Data items:
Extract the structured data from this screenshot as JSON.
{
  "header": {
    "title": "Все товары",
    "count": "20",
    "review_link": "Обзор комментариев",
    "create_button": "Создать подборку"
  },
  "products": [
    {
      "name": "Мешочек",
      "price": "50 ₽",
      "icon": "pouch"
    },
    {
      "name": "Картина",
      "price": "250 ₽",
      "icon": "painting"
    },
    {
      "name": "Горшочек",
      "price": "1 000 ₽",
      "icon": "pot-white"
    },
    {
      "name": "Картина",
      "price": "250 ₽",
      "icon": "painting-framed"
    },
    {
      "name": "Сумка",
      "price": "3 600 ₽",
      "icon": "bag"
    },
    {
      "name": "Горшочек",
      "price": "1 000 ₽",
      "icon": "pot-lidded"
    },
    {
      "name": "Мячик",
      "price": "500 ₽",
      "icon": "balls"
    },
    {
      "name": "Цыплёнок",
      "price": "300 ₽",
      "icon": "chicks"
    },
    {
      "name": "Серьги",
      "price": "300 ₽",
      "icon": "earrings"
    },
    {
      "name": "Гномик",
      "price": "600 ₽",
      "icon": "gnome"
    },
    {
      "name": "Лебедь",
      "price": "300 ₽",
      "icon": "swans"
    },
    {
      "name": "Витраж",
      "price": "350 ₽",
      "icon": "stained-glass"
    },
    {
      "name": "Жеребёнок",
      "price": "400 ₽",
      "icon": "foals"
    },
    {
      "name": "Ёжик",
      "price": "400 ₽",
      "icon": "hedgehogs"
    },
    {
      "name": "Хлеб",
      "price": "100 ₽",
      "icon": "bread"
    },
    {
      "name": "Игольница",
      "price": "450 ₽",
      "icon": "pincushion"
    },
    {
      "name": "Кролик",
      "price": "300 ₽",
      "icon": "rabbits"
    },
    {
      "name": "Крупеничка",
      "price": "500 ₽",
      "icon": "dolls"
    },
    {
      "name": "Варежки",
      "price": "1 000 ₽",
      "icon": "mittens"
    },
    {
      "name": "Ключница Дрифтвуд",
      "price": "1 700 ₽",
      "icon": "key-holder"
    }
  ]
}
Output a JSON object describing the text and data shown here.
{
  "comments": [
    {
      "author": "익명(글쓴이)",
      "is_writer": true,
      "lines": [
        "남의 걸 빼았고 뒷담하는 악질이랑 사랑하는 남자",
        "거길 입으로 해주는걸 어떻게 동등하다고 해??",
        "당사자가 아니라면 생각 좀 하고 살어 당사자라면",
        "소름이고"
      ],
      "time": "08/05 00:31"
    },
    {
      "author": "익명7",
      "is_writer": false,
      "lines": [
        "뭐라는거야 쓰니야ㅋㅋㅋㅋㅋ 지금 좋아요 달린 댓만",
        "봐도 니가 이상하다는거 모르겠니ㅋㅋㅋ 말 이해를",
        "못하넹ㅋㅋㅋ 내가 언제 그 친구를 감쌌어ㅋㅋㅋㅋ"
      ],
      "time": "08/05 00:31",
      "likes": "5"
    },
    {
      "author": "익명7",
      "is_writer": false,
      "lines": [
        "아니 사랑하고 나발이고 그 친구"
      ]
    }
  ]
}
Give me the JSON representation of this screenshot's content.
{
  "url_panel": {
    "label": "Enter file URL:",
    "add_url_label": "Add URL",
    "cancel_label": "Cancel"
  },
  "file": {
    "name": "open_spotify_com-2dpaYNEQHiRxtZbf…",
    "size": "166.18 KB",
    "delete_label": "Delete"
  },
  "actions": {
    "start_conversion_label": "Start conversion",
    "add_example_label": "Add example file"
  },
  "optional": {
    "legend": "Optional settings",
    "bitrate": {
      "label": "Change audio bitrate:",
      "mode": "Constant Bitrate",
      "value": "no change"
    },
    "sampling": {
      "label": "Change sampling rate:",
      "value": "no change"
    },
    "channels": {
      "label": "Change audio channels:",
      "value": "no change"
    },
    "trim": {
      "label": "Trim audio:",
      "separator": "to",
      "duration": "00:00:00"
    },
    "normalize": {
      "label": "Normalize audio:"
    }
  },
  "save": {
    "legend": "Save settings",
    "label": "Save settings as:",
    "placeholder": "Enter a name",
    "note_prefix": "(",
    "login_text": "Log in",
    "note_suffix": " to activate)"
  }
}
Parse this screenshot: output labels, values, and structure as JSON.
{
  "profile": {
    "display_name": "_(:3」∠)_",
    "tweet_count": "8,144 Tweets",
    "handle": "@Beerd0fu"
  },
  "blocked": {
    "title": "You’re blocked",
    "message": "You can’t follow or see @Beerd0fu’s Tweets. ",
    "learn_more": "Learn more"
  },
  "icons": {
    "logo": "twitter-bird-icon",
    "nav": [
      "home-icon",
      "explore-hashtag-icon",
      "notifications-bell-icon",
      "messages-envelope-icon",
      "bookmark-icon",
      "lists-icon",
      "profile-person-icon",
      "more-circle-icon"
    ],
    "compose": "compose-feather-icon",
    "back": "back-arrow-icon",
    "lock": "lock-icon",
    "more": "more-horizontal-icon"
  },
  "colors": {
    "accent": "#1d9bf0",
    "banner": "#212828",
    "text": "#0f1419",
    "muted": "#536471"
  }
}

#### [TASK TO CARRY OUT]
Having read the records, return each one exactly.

#### [TASK OUTPUT]
Extract the structured data from this screenshot as JSON.
{
  "header": {
    "title": "Все товары",
    "count": "20",
    "review_link": "Обзор комментариев",
    "create_button": "Создать подборку"
  },
  "products": [
    {
      "name": "Мешочек",
      "price": "50 ₽",
      "icon": "pouch"
    },
    {
      "name": "Картина",
      "price": "250 ₽",
      "icon": "painting"
    },
    {
      "name": "Горшочек",
      "price": "1 000 ₽",
      "icon": "pot-white"
    },
    {
      "name": "Картина",
      "price": "250 ₽",
      "icon": "painting-framed"
    },
    {
      "name": "Сумка",
      "price": "3 600 ₽",
      "icon": "bag"
    },
    {
      "name": "Горшочек",
      "price": "1 000 ₽",
      "icon": "pot-lidded"
    },
    {
      "name": "Мячик",
      "price": "500 ₽",
      "icon": "balls"
    },
    {
      "name": "Цыплёнок",
      "price": "300 ₽",
      "icon": "chicks"
    },
    {
      "name": "Серьги",
      "price": "300 ₽",
      "icon": "earrings"
    },
    {
      "name": "Гномик",
      "price": "600 ₽",
      "icon": "gnome"
    },
    {
      "name": "Лебедь",
      "price": "300 ₽",
      "icon": "swans"
    },
    {
      "name": "Витраж",
      "price": "350 ₽",
      "icon": "stained-glass"
    },
    {
      "name": "Жеребёнок",
      "price": "400 ₽",
      "icon": "foals"
    },
    {
      "name": "Ёжик",
      "price": "400 ₽",
      "icon": "hedgehogs"
    },
    {
      "name": "Хлеб",
      "price": "100 ₽",
      "icon": "bread"
    },
    {
      "name": "Игольница",
      "price": "450 ₽",
      "icon": "pincushion"
    },
    {
      "name": "Кролик",
      "price": "300 ₽",
      "icon": "rabbits"
    },
    {
      "name": "Крупеничка",
      "price": "500 ₽",
      "icon": "dolls"
    },
    {
      "name": "Варежки",
      "price": "1 000 ₽",
      "icon": "mittens"
    },
    {
      "name": "Ключница Дрифтвуд",
      "price": "1 700 ₽",
      "icon": "key-holder"
    }
  ]
}
Output a JSON object describing the text and data shown here.
{
  "comments": [
    {
      "author": "익명(글쓴이)",
      "is_writer": true,
      "lines": [
        "남의 걸 빼았고 뒷담하는 악질이랑 사랑하는 남자",
        "거길 입으로 해주는걸 어떻게 동등하다고 해??",
        "당사자가 아니라면 생각 좀 하고 살어 당사자라면",
        "소름이고"
      ],
      "time": "08/05 00:31"
    },
    {
      "author": "익명7",
      "is_writer": false,
      "lines": [
        "뭐라는거야 쓰니야ㅋㅋㅋㅋㅋ 지금 좋아요 달린 댓만",
        "봐도 니가 이상하다는거 모르겠니ㅋㅋㅋ 말 이해를",
        "못하넹ㅋㅋㅋ 내가 언제 그 친구를 감쌌어ㅋㅋㅋㅋ"
      ],
      "time": "08/05 00:31",
      "likes": "5"
    },
    {
      "author": "익명7",
      "is_writer": false,
      "lines": [
        "아니 사랑하고 나발이고 그 친구"
      ]
    }
  ]
}
Give me the JSON representation of this screenshot's content.
{
  "url_panel": {
    "label": "Enter file URL:",
    "add_url_label": "Add URL",
    "cancel_label": "Cancel"
  },
  "file": {
    "name": "open_spotify_com-2dpaYNEQHiRxtZbf…",
    "size": "166.18 KB",
    "delete_label": "Delete"
  },
  "actions": {
    "start_conversion_label": "Start conversion",
    "add_example_label": "Add example file"
  },
  "optional": {
    "legend": "Optional settings",
    "bitrate": {
      "label": "Change audio bitrate:",
      "mode": "Constant Bitrate",
      "value": "no change"
    },
    "sampling": {
      "label": "Change sampling rate:",
      "value": "no change"
    },
    "channels": {
      "label": "Change audio channels:",
      "value": "no change"
    },
    "trim": {
      "label": "Trim audio:",
      "separator": "to",
      "duration": "00:00:00"
    },
    "normalize": {
      "label": "Normalize audio:"
    }
  },
  "save": {
    "legend": "Save settings",
    "label": "Save settings as:",
    "placeholder": "Enter a name",
    "note_prefix": "(",
    "login_text": "Log in",
    "note_suffix": " to activate)"
  }
}
Parse this screenshot: output labels, values, and structure as JSON.
{
  "profile": {
    "display_name": "_(:3」∠)_",
    "tweet_count": "8,144 Tweets",
    "handle": "@Beerd0fu"
  },
  "blocked": {
    "title": "You’re blocked",
    "message": "You can’t follow or see @Beerd0fu’s Tweets. ",
    "learn_more": "Learn more"
  },
  "icons": {
    "logo": "twitter-bird-icon",
    "nav": [
      "home-icon",
      "explore-hashtag-icon",
      "notifications-bell-icon",
      "messages-envelope-icon",
      "bookmark-icon",
      "lists-icon",
      "profile-person-icon",
      "more-circle-icon"
    ],
    "compose": "compose-feather-icon",
    "back": "back-arrow-icon",
    "lock": "lock-icon",
    "more": "more-horizontal-icon"
  },
  "colors": {
    "accent": "#1d9bf0",
    "banner": "#212828",
    "text": "#0f1419",
    "muted": "#536471"
  }
}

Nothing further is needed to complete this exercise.